As a party to the International Covenant on Civil and Political Rights (ICCPR), South Korea has an obligation to defend the right to free speech, freedom of expression and freedom of information. Instead, it is choosing to silence those who raise their voices in opposition to its reckless nuclear programme, restricting the information its citizens have access to.
South Korea currently has 21 nuclear reactors, and is planning to build 11 more, despite the triple meltdown at Fukushima Daiichi once again proving the massive risks that this technology poses to public, environmental and economic health.
It is only right that the people of South Korea are given all the information they need to make an informed decision about their collective future. By cracking down on peaceful anti-nuclear groups, the South Korean government is instead cutting them off from the information they need to be properly informed about the risks of nuclear power.
Stopping peaceful NGOs and activists from participating in public debate in this manner is a violation of Article 19 of the ICCPR, is inconsistent with Article 1 of the Universal Declaration of Human Rights and is a threat to the integrity of South Korea’s democracy.

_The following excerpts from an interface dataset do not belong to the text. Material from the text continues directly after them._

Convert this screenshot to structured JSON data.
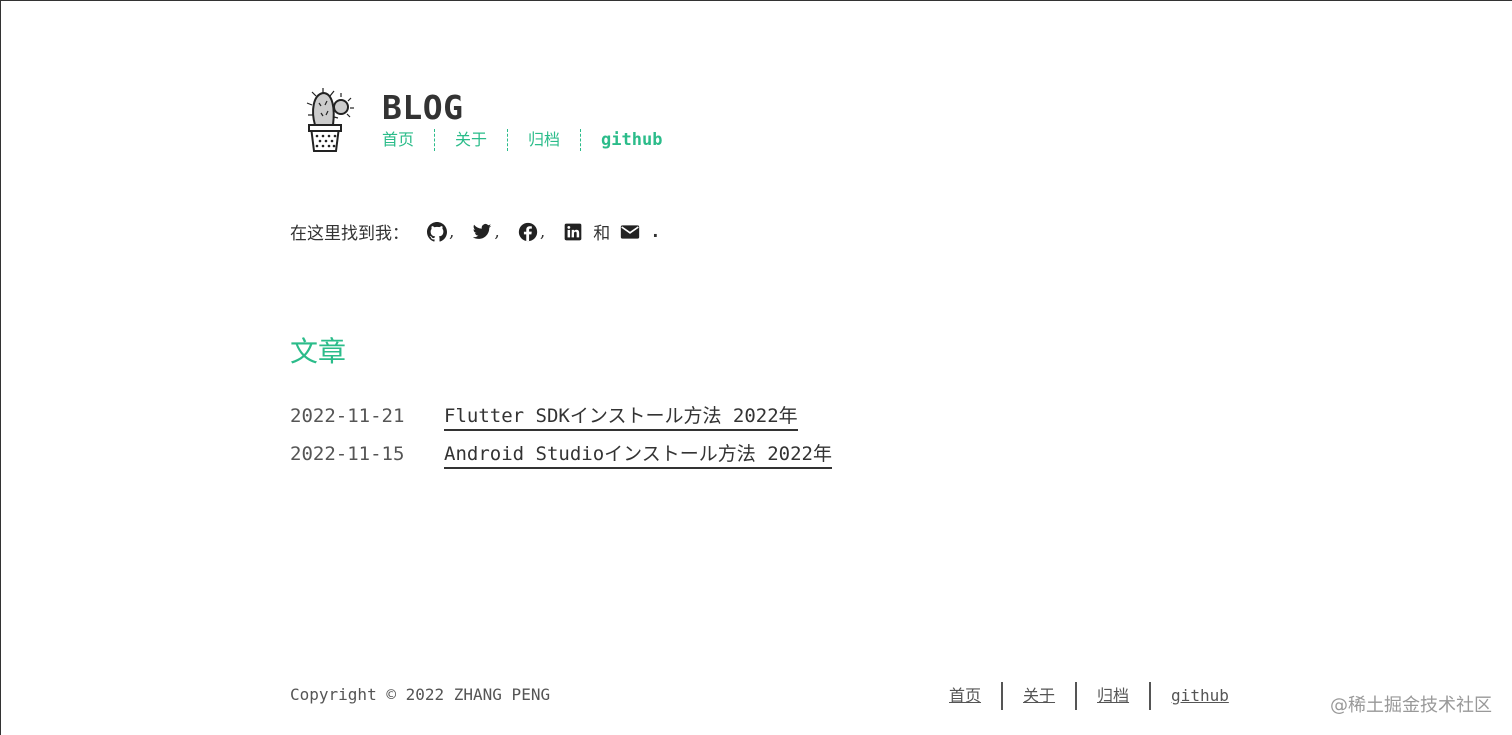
{
  "header": {
    "title": "BLOG",
    "nav": [
      {
        "label": "首页"
      },
      {
        "label": "关于"
      },
      {
        "label": "归档"
      },
      {
        "label": "github"
      }
    ]
  },
  "social": {
    "prefix": "在这里找到我：",
    "comma": ",",
    "and": "和",
    "period": ".",
    "icons": [
      "github-icon",
      "twitter-icon",
      "facebook-icon",
      "linkedin-icon",
      "mail-icon"
    ]
  },
  "posts": {
    "heading": "文章",
    "items": [
      {
        "date": "2022-11-21",
        "title": "Flutter SDKインストール方法 2022年"
      },
      {
        "date": "2022-11-15",
        "title": "Android Studioインストール方法 2022年"
      }
    ]
  },
  "footer": {
    "copyright": "Copyright © 2022 ZHANG PENG",
    "nav": [
      {
        "label": "首页"
      },
      {
        "label": "关于"
      },
      {
        "label": "归档"
      },
      {
        "label": "github"
      }
    ]
  },
  "watermark": "@稀土掘金技术社区",
  "colors": {
    "accent": "#2bbc8a",
    "text": "#333333"
  }
}
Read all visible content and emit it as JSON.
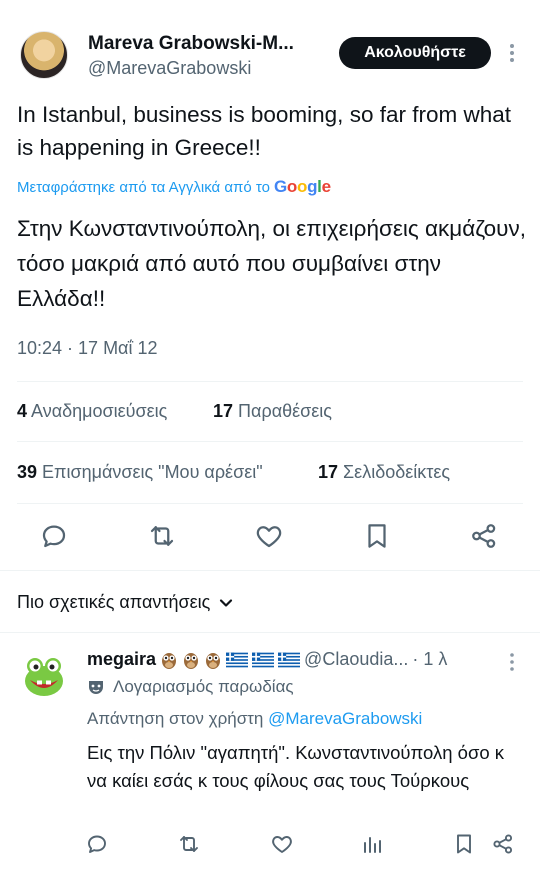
{
  "tweet": {
    "author_name": "Mareva Grabowski-M...",
    "author_handle": "@MarevaGrabowski",
    "follow_label": "Ακολουθήστε",
    "text": "In Istanbul, business is booming, so far from what is happening in Greece!!",
    "translated_label": "Μεταφράστηκε από τα Αγγλικά από το",
    "translator": "Google",
    "translated_text": "Στην Κωνσταντινούπολη, οι επιχειρήσεις ακμάζουν, τόσο μακριά από αυτό που συμβαίνει στην Ελλάδα!!",
    "timestamp": "10:24 · 17 Μαΐ 12",
    "stats": {
      "reposts_count": "4",
      "reposts_label": "Αναδημοσιεύσεις",
      "quotes_count": "17",
      "quotes_label": "Παραθέσεις",
      "likes_count": "39",
      "likes_label": "Επισημάνσεις \"Μου αρέσει\"",
      "bookmarks_count": "17",
      "bookmarks_label": "Σελιδοδείκτες"
    },
    "actions": [
      "reply-icon",
      "repost-icon",
      "like-icon",
      "bookmark-icon",
      "share-icon"
    ]
  },
  "replies_header": "Πιο σχετικές απαντήσεις",
  "reply": {
    "name": "megaira",
    "handle": "@Claoudia...",
    "time": "· 1 λ",
    "parody_label": "Λογαριασμός παρωδίας",
    "reply_to_prefix": "Απάντηση στον χρήστη",
    "reply_to_handle": "@MarevaGrabowski",
    "text": "Εις την Πόλιν \"αγαπητή\". Κωνσταντινούπολη όσο κ να καίει εσάς κ τους φίλους σας τους Τούρκους",
    "actions": [
      "reply-icon",
      "repost-icon",
      "like-icon",
      "views-icon",
      "bookmark-icon",
      "share-icon"
    ]
  },
  "colors": {
    "text": "#0f1419",
    "muted": "#536471",
    "link": "#1d9bf0",
    "divider": "#eff3f4",
    "button_bg": "#0f1419"
  }
}
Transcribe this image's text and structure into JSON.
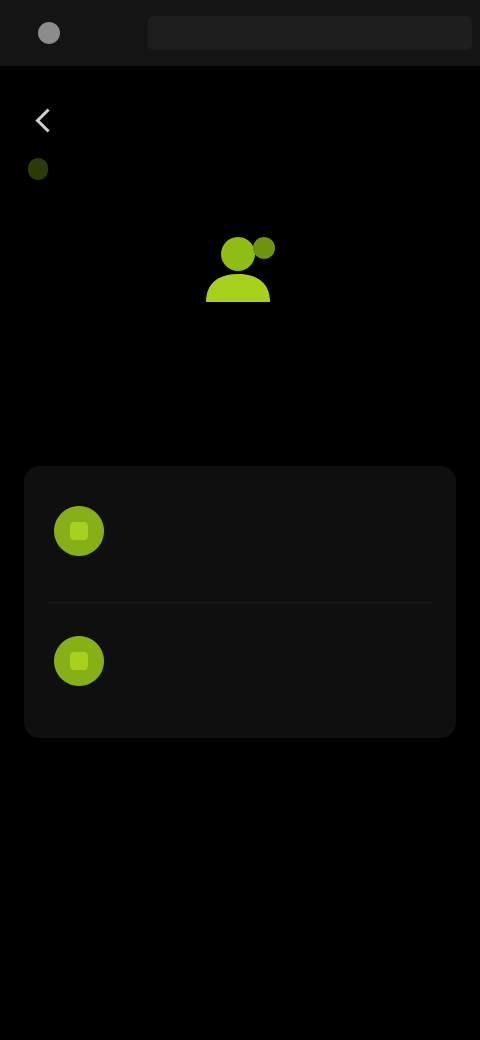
{
  "topbar": {
    "app_name": "",
    "url": ""
  },
  "header": {
    "title": "",
    "filter_label": "",
    "right_link": ""
  },
  "hero": {
    "title": "",
    "description": ""
  },
  "options": [
    {
      "title": "",
      "description": ""
    },
    {
      "title": "",
      "description": ""
    }
  ],
  "colors": {
    "accent": "#a7d11d",
    "background": "#000000",
    "card": "#0f0f0f"
  }
}
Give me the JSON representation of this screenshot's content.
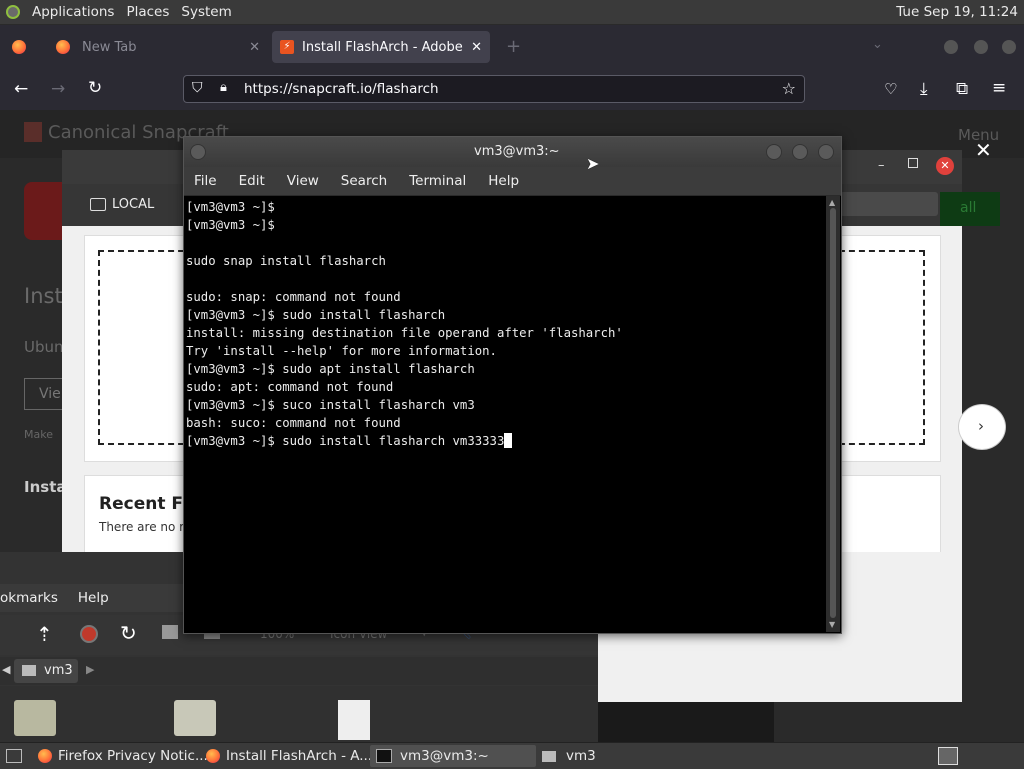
{
  "top_panel": {
    "menus": [
      "Applications",
      "Places",
      "System"
    ],
    "clock": "Tue Sep 19, 11:24"
  },
  "firefox": {
    "tabs": [
      {
        "label": "New Tab"
      },
      {
        "label": "Install FlashArch - Adobe Fl"
      }
    ],
    "url": "https://snapcraft.io/flasharch",
    "page": {
      "brand": "Canonical Snapcraft",
      "menu": "Menu",
      "dialog": {
        "local_label": "LOCAL",
        "recent_title": "Recent Fi",
        "recent_empty": "There are no re",
        "left_peek": [
          "Inst",
          "Ubun",
          "Vie",
          "Make",
          "Insta"
        ],
        "install_btn": "all"
      }
    }
  },
  "terminal": {
    "title": "vm3@vm3:~",
    "menus": [
      "File",
      "Edit",
      "View",
      "Search",
      "Terminal",
      "Help"
    ],
    "lines": [
      "[vm3@vm3 ~]$",
      "[vm3@vm3 ~]$",
      "",
      "sudo snap install flasharch",
      "",
      "sudo: snap: command not found",
      "[vm3@vm3 ~]$ sudo install flasharch",
      "install: missing destination file operand after 'flasharch'",
      "Try 'install --help' for more information.",
      "[vm3@vm3 ~]$ sudo apt install flasharch",
      "sudo: apt: command not found",
      "[vm3@vm3 ~]$ suco install flasharch vm3",
      "bash: suco: command not found"
    ],
    "current_line": "[vm3@vm3 ~]$ sudo install flasharch vm33333"
  },
  "file_manager": {
    "menus": [
      "okmarks",
      "Help"
    ],
    "zoom": "100%",
    "view_mode": "Icon View",
    "path": "vm3"
  },
  "taskbar": {
    "items": [
      {
        "label": "Firefox Privacy Notic..."
      },
      {
        "label": "Install FlashArch - A..."
      },
      {
        "label": "vm3@vm3:~"
      },
      {
        "label": "vm3"
      }
    ]
  },
  "colors": {
    "terminal_bg": "#000000",
    "close_red": "#e0413c",
    "firefox_bar": "#2b2a33"
  }
}
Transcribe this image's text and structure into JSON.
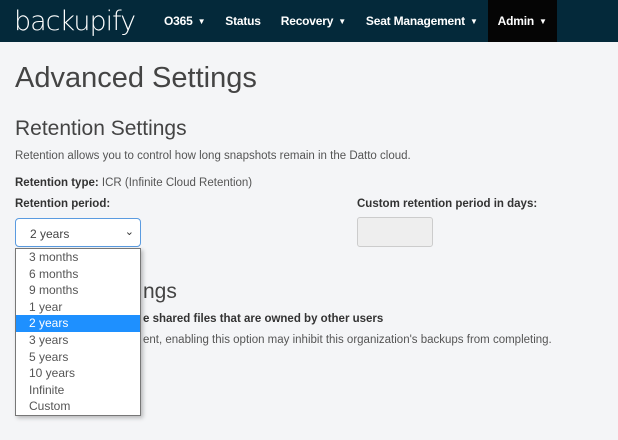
{
  "nav": {
    "logo": "backupify",
    "items": [
      {
        "label": "O365",
        "caret": true
      },
      {
        "label": "Status",
        "caret": false
      },
      {
        "label": "Recovery",
        "caret": true
      },
      {
        "label": "Seat Management",
        "caret": true
      },
      {
        "label": "Admin",
        "caret": true,
        "active": true
      }
    ]
  },
  "page": {
    "title": "Advanced Settings",
    "retention": {
      "heading": "Retention Settings",
      "description": "Retention allows you to control how long snapshots remain in the Datto cloud.",
      "type_label": "Retention type:",
      "type_value": "ICR (Infinite Cloud Retention)",
      "period_label": "Retention period:",
      "period_value": "2 years",
      "custom_label": "Custom retention period in days:",
      "custom_value": ""
    },
    "hidden_section": {
      "heading_fragment": "ngs",
      "option_fragment": "e shared files that are owned by other users",
      "note_fragment": "ent, enabling this option may inhibit this organization's backups from completing."
    }
  },
  "dropdown": {
    "options": [
      "3 months",
      "6 months",
      "9 months",
      "1 year",
      "2 years",
      "3 years",
      "5 years",
      "10 years",
      "Infinite",
      "Custom"
    ],
    "selected": "2 years"
  },
  "colors": {
    "nav_bg": "#04293a",
    "active_nav": "#050505",
    "highlight": "#1e90ff"
  }
}
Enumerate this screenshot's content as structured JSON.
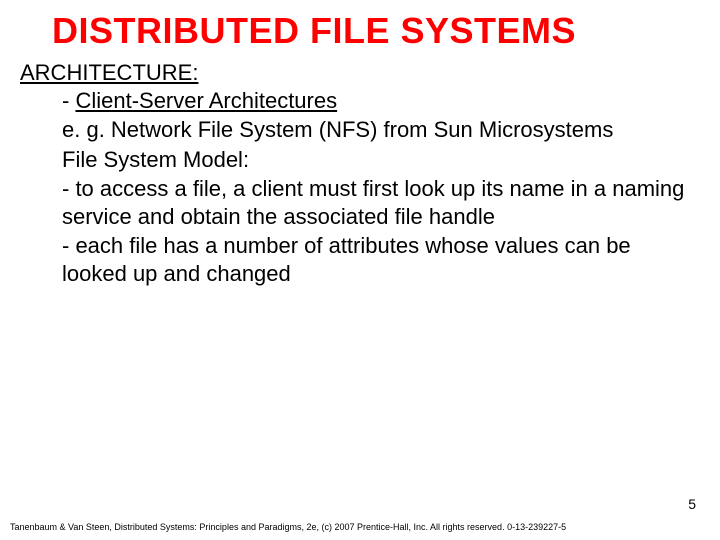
{
  "slide": {
    "title": "DISTRIBUTED FILE SYSTEMS",
    "heading": "ARCHITECTURE:",
    "subhead_dash": "- ",
    "subhead_text": "Client-Server Architectures",
    "line1": "e. g. Network File System (NFS) from Sun Microsystems",
    "line2": "File System Model:",
    "line3": "- to access a file, a client must first look up its name in a naming service and obtain the associated file handle",
    "line4": "- each file has a number of attributes whose values can be looked up and changed",
    "page_number": "5",
    "footer": "Tanenbaum & Van Steen, Distributed Systems: Principles and Paradigms, 2e, (c) 2007 Prentice-Hall, Inc. All rights reserved. 0-13-239227-5"
  }
}
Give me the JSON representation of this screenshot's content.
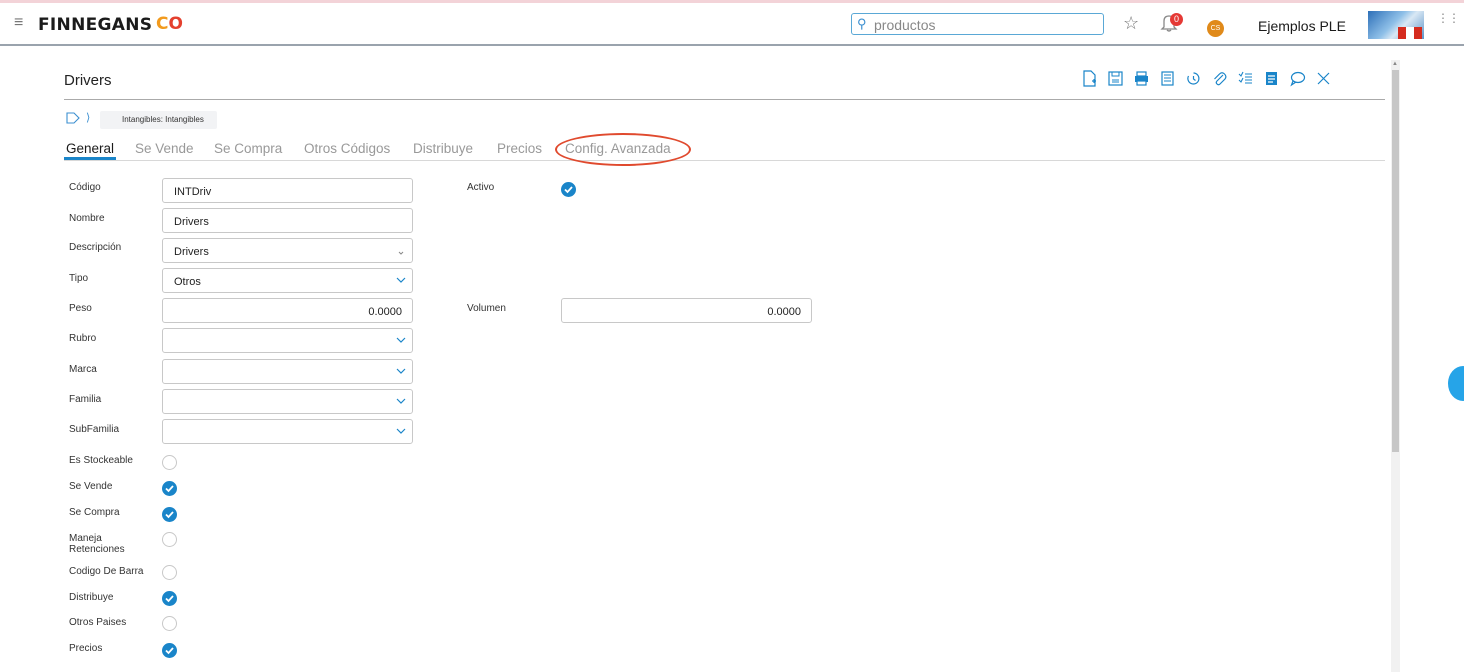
{
  "topbar": {
    "logo_text": "FINNEGANS",
    "logo_mark_1": "C",
    "logo_mark_2": "O",
    "search_value": "productos",
    "notification_count": "0",
    "avatar_initials": "CS",
    "company": "Ejemplos PLE"
  },
  "page": {
    "title": "Drivers",
    "breadcrumb": "Intangibles: Intangibles"
  },
  "toolbar": {
    "icons": [
      "new-document-icon",
      "save-icon",
      "print-icon",
      "document-icon",
      "history-icon",
      "attach-icon",
      "checklist-icon",
      "notes-icon",
      "comment-icon",
      "close-icon"
    ]
  },
  "tabs": [
    {
      "label": "General",
      "active": true
    },
    {
      "label": "Se Vende"
    },
    {
      "label": "Se Compra"
    },
    {
      "label": "Otros Códigos"
    },
    {
      "label": "Distribuye"
    },
    {
      "label": "Precios"
    },
    {
      "label": "Config. Avanzada",
      "highlighted": true
    }
  ],
  "form": {
    "codigo": {
      "label": "Código",
      "value": "INTDriv"
    },
    "nombre": {
      "label": "Nombre",
      "value": "Drivers"
    },
    "descripcion": {
      "label": "Descripción",
      "value": "Drivers"
    },
    "tipo": {
      "label": "Tipo",
      "value": "Otros"
    },
    "peso": {
      "label": "Peso",
      "value": "0.0000"
    },
    "rubro": {
      "label": "Rubro",
      "value": ""
    },
    "marca": {
      "label": "Marca",
      "value": ""
    },
    "familia": {
      "label": "Familia",
      "value": ""
    },
    "subfamilia": {
      "label": "SubFamilia",
      "value": ""
    },
    "activo": {
      "label": "Activo",
      "checked": true
    },
    "volumen": {
      "label": "Volumen",
      "value": "0.0000"
    },
    "es_stockeable": {
      "label": "Es Stockeable",
      "checked": false
    },
    "se_vende": {
      "label": "Se Vende",
      "checked": true
    },
    "se_compra": {
      "label": "Se Compra",
      "checked": true
    },
    "maneja_retenciones": {
      "label_1": "Maneja",
      "label_2": "Retenciones",
      "checked": false
    },
    "codigo_de_barra": {
      "label": "Codigo De Barra",
      "checked": false
    },
    "distribuye": {
      "label": "Distribuye",
      "checked": true
    },
    "otros_paises": {
      "label": "Otros Paises",
      "checked": false
    },
    "precios": {
      "label": "Precios",
      "checked": true
    }
  },
  "colors": {
    "accent": "#1a85c9",
    "highlight_circle": "#e04a2e",
    "avatar": "#e08a1a"
  }
}
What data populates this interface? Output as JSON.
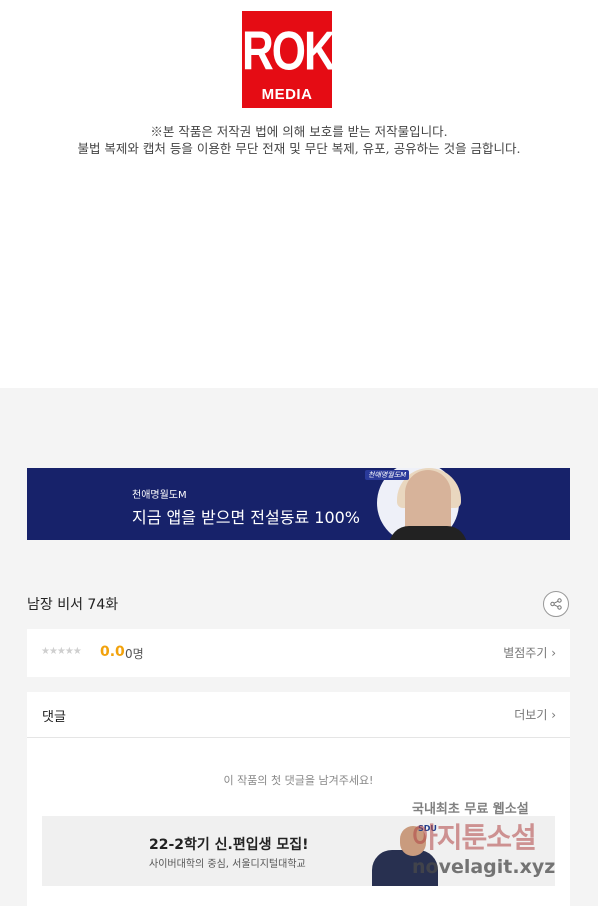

With so much invested in its nuclear plants, and with many more reactors planned, it is clear that the nuclear industry has a dangerous choke hold on South Korea’s political system.
To protect the quality of its democracy and to ensure its people have both the necessary information and a choice to move towards a nuclear-free, renewable energy future, the South Korean government must immediately cease its crackdown on those who criticise its policies. It's time for the government to allow the energy discussion debate.
Pino Lee is a nuclear campaigner with Greenpeace East Asia and is based in Seoul, South Korea.